■ Assignment ■
Exclude all pictures, then copy each of the records exactly as written.

■ Given entries ■

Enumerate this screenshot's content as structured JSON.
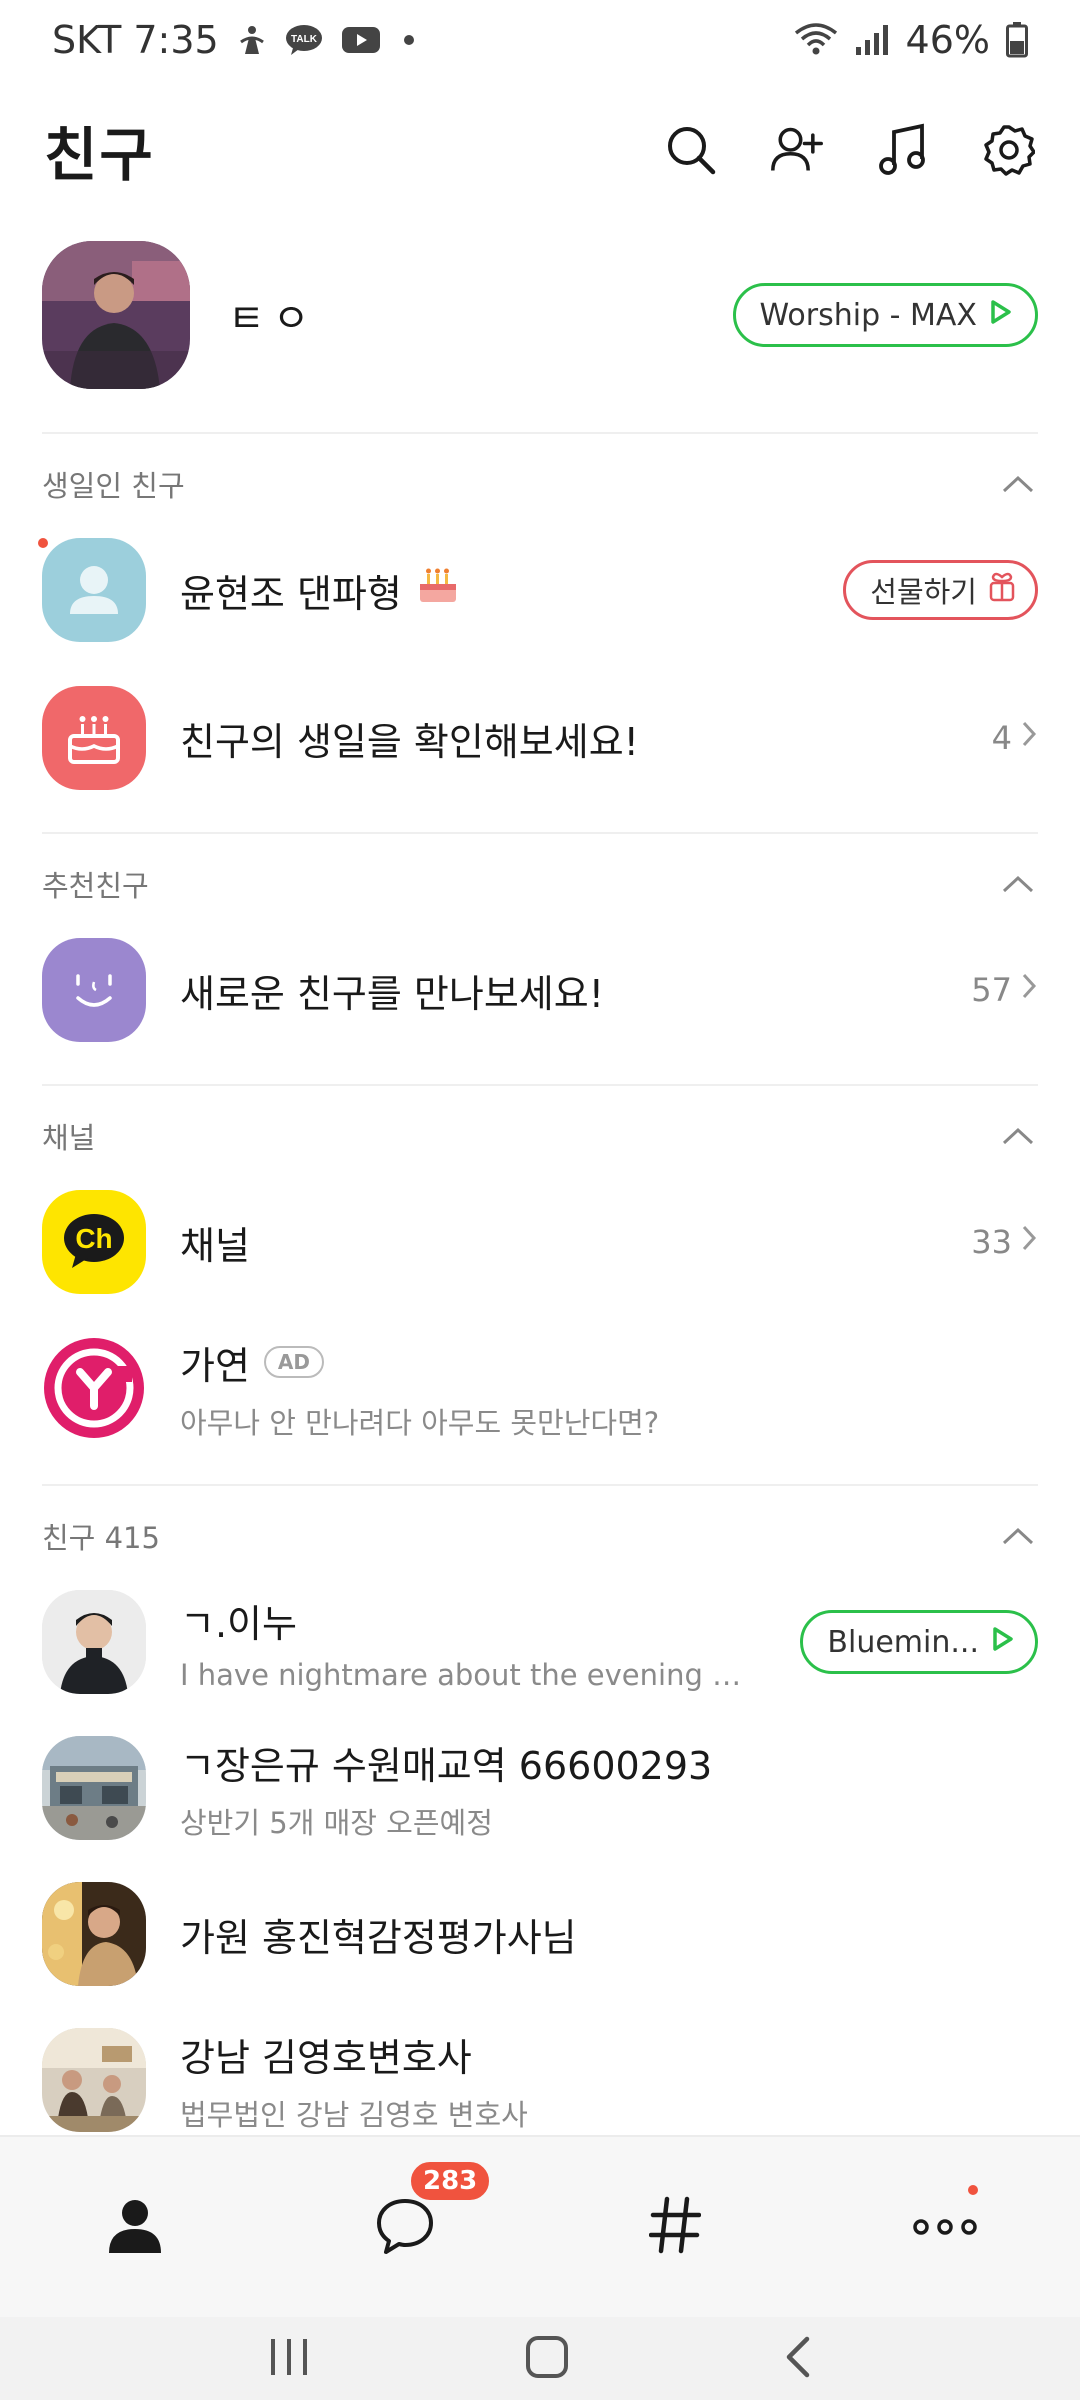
{
  "status_bar": {
    "carrier_time": "SKT 7:35",
    "battery": "46%",
    "icons": [
      "gesture-icon",
      "talk-bubble-icon",
      "youtube-icon",
      "dot-icon",
      "wifi-icon",
      "signal-icon",
      "battery-icon"
    ]
  },
  "header": {
    "title": "친구",
    "icons": [
      "search-icon",
      "add-friend-icon",
      "music-icon",
      "settings-icon"
    ]
  },
  "my_profile": {
    "name": "ㅌㅇ",
    "music": "Worship - MAX"
  },
  "sections": {
    "birthday": {
      "title": "생일인 친구",
      "friend_name": "윤현조 댄파형",
      "gift_button": "선물하기",
      "check_text": "친구의 생일을 확인해보세요!",
      "check_count": "4"
    },
    "recommended": {
      "title": "추천친구",
      "text": "새로운 친구를 만나보세요!",
      "count": "57"
    },
    "channel": {
      "title": "채널",
      "channel_label": "채널",
      "channel_count": "33",
      "ad_name": "가연",
      "ad_badge": "AD",
      "ad_sub": "아무나 안 만나려다 아무도 못만난다면?"
    },
    "friends": {
      "title": "친구 415",
      "items": [
        {
          "name": "ㄱ.이누",
          "sub": "I have nightmare about the evening pri...",
          "music": "Bluemin..."
        },
        {
          "name": "ㄱ장은규 수원매교역 66600293",
          "sub": "상반기 5개 매장 오픈예정"
        },
        {
          "name": "가원 홍진혁감정평가사님",
          "sub": ""
        },
        {
          "name": "강남 김영호변호사",
          "sub": "법무법인 강남 김영호 변호사"
        }
      ]
    }
  },
  "bottom_nav": {
    "items": [
      "friends-tab",
      "chats-tab",
      "open-chat-tab",
      "more-tab"
    ],
    "chat_badge": "283"
  },
  "colors": {
    "green": "#2bc04a",
    "red": "#e3545c",
    "badge": "#f0533e",
    "kakao_yellow": "#fee500"
  }
}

■ Task answer ■
Enumerate this screenshot's content as structured JSON.
{
  "status_bar": {
    "carrier_time": "SKT 7:35",
    "battery": "46%",
    "icons": [
      "gesture-icon",
      "talk-bubble-icon",
      "youtube-icon",
      "dot-icon",
      "wifi-icon",
      "signal-icon",
      "battery-icon"
    ]
  },
  "header": {
    "title": "친구",
    "icons": [
      "search-icon",
      "add-friend-icon",
      "music-icon",
      "settings-icon"
    ]
  },
  "my_profile": {
    "name": "ㅌㅇ",
    "music": "Worship - MAX"
  },
  "sections": {
    "birthday": {
      "title": "생일인 친구",
      "friend_name": "윤현조 댄파형",
      "gift_button": "선물하기",
      "check_text": "친구의 생일을 확인해보세요!",
      "check_count": "4"
    },
    "recommended": {
      "title": "추천친구",
      "text": "새로운 친구를 만나보세요!",
      "count": "57"
    },
    "channel": {
      "title": "채널",
      "channel_label": "채널",
      "channel_count": "33",
      "ad_name": "가연",
      "ad_badge": "AD",
      "ad_sub": "아무나 안 만나려다 아무도 못만난다면?"
    },
    "friends": {
      "title": "친구 415",
      "items": [
        {
          "name": "ㄱ.이누",
          "sub": "I have nightmare about the evening pri...",
          "music": "Bluemin..."
        },
        {
          "name": "ㄱ장은규 수원매교역 66600293",
          "sub": "상반기 5개 매장 오픈예정"
        },
        {
          "name": "가원 홍진혁감정평가사님",
          "sub": ""
        },
        {
          "name": "강남 김영호변호사",
          "sub": "법무법인 강남 김영호 변호사"
        }
      ]
    }
  },
  "bottom_nav": {
    "items": [
      "friends-tab",
      "chats-tab",
      "open-chat-tab",
      "more-tab"
    ],
    "chat_badge": "283"
  },
  "colors": {
    "green": "#2bc04a",
    "red": "#e3545c",
    "badge": "#f0533e",
    "kakao_yellow": "#fee500"
  }
}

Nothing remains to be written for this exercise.